Bangladesh Society for the Enforcement of Human Rights v. Government of Bangladesh

The petitioners, a group of 54 non-profit organizations, lodged a complaint against the Government of Bangladesh based on the actions of enforcement authorities who allegedly raided the homes of sex workers, ousting them unlawfully from their residences and placing in vagrant homes.

Decision | 14 March 2000
Supreme Court of Bangladesh, 53 D.L.R. 1

Facts

The petitioners are a group of 54 non-profit organizations whose mandate includes protection of the human rights of vulnerable groups, including sex workers. Petitioners allege that in July 1999, the police entered into the sex workers’ lawful residences during the night, forcibly evicting them and their children from their homes. They claim that the police also beat and abused them before placing them in a home for the ostensible purpose of rehabilitating them. They further state that the police authorities, with the knowledge of the Government of Bangladesh, continuously take measures to harass these women and their children. The petitioners claim that, by evicting the sex workers, the government violated their right to life and livelihood in violation of the Bangladeshi Constitution.

Decision and Reasoning

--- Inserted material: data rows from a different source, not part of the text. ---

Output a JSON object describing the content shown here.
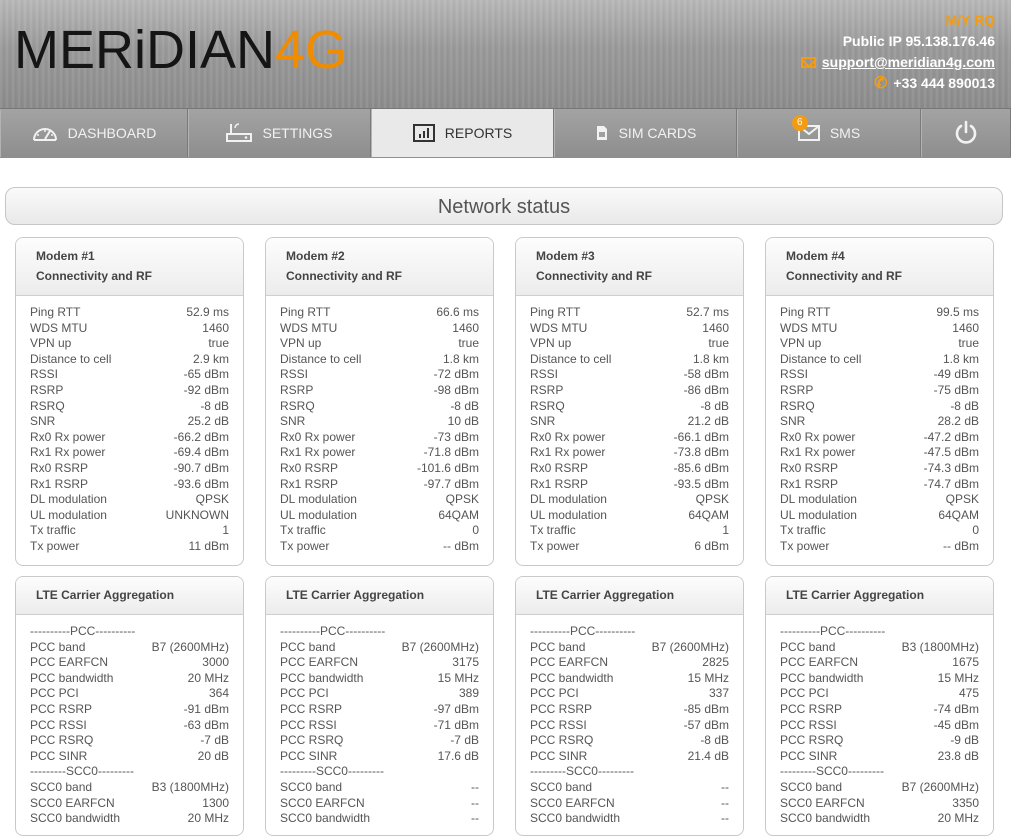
{
  "brand": {
    "logo_part1": "MERiDIAN",
    "logo_part2": "4G",
    "accent": "#f08c00"
  },
  "contact": {
    "vessel": "M/Y RQ",
    "public_ip": "Public IP 95.138.176.46",
    "email": "support@meridian4g.com",
    "phone": "+33 444 890013",
    "icons": [
      "mail-icon",
      "phone-icon"
    ]
  },
  "nav": {
    "tabs": [
      {
        "label": "DASHBOARD",
        "icon": "dashboard-gauge-icon",
        "active": false
      },
      {
        "label": "SETTINGS",
        "icon": "router-settings-icon",
        "active": false
      },
      {
        "label": "REPORTS",
        "icon": "reports-chart-icon",
        "active": true
      },
      {
        "label": "SIM CARDS",
        "icon": "sim-card-icon",
        "active": false
      },
      {
        "label": "SMS",
        "icon": "envelope-icon",
        "active": false,
        "badge": "6"
      }
    ],
    "power_icon": "power-icon"
  },
  "page": {
    "title": "Network status"
  },
  "connectivity_labels": [
    "Ping RTT",
    "WDS MTU",
    "VPN up",
    "Distance to cell",
    "RSSI",
    "RSRP",
    "RSRQ",
    "SNR",
    "Rx0 Rx power",
    "Rx1 Rx power",
    "Rx0 RSRP",
    "Rx1 RSRP",
    "DL modulation",
    "UL modulation",
    "Tx traffic",
    "Tx power"
  ],
  "modems": [
    {
      "title": "Modem #1",
      "subtitle": "Connectivity and RF",
      "values": [
        "52.9 ms",
        "1460",
        "true",
        "2.9 km",
        "-65 dBm",
        "-92 dBm",
        "-8 dB",
        "25.2 dB",
        "-66.2 dBm",
        "-69.4 dBm",
        "-90.7 dBm",
        "-93.6 dBm",
        "QPSK",
        "UNKNOWN",
        "1",
        "11 dBm"
      ]
    },
    {
      "title": "Modem #2",
      "subtitle": "Connectivity and RF",
      "values": [
        "66.6 ms",
        "1460",
        "true",
        "1.8 km",
        "-72 dBm",
        "-98 dBm",
        "-8 dB",
        "10 dB",
        "-73 dBm",
        "-71.8 dBm",
        "-101.6 dBm",
        "-97.7 dBm",
        "QPSK",
        "64QAM",
        "0",
        "-- dBm"
      ]
    },
    {
      "title": "Modem #3",
      "subtitle": "Connectivity and RF",
      "values": [
        "52.7 ms",
        "1460",
        "true",
        "1.8 km",
        "-58 dBm",
        "-86 dBm",
        "-8 dB",
        "21.2 dB",
        "-66.1 dBm",
        "-73.8 dBm",
        "-85.6 dBm",
        "-93.5 dBm",
        "QPSK",
        "64QAM",
        "1",
        "6 dBm"
      ]
    },
    {
      "title": "Modem #4",
      "subtitle": "Connectivity and RF",
      "values": [
        "99.5 ms",
        "1460",
        "true",
        "1.8 km",
        "-49 dBm",
        "-75 dBm",
        "-8 dB",
        "28.2 dB",
        "-47.2 dBm",
        "-47.5 dBm",
        "-74.3 dBm",
        "-74.7 dBm",
        "QPSK",
        "64QAM",
        "0",
        "-- dBm"
      ]
    }
  ],
  "lte": {
    "title": "LTE Carrier Aggregation",
    "pcc_separator": "----------PCC----------",
    "scc0_separator": "---------SCC0---------",
    "pcc_labels": [
      "PCC band",
      "PCC EARFCN",
      "PCC bandwidth",
      "PCC PCI",
      "PCC RSRP",
      "PCC RSSI",
      "PCC RSRQ",
      "PCC SINR"
    ],
    "scc0_labels": [
      "SCC0 band",
      "SCC0 EARFCN",
      "SCC0 bandwidth"
    ],
    "modems": [
      {
        "pcc": [
          "B7 (2600MHz)",
          "3000",
          "20 MHz",
          "364",
          "-91 dBm",
          "-63 dBm",
          "-7 dB",
          "20 dB"
        ],
        "scc0": [
          "B3 (1800MHz)",
          "1300",
          "20 MHz"
        ]
      },
      {
        "pcc": [
          "B7 (2600MHz)",
          "3175",
          "15 MHz",
          "389",
          "-97 dBm",
          "-71 dBm",
          "-7 dB",
          "17.6 dB"
        ],
        "scc0": [
          "--",
          "--",
          "--"
        ]
      },
      {
        "pcc": [
          "B7 (2600MHz)",
          "2825",
          "15 MHz",
          "337",
          "-85 dBm",
          "-57 dBm",
          "-8 dB",
          "21.4 dB"
        ],
        "scc0": [
          "--",
          "--",
          "--"
        ]
      },
      {
        "pcc": [
          "B3 (1800MHz)",
          "1675",
          "15 MHz",
          "475",
          "-74 dBm",
          "-45 dBm",
          "-9 dB",
          "23.8 dB"
        ],
        "scc0": [
          "B7 (2600MHz)",
          "3350",
          "20 MHz"
        ]
      }
    ]
  }
}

The Court held that the Bangladeshi Constitution establishes the right to equal protection under the law, noting that sex workers have the same rights as all citizens to including the inalienable right to life, liberty, body, reputation and property. The Court held that, by evicting the sex workers from their homes without due process, the police had deprived them of their livelihood and their right to life. The Court held that the forcible eviction was unconstitutional and illegal and ordered their immediate release from the vagrant home.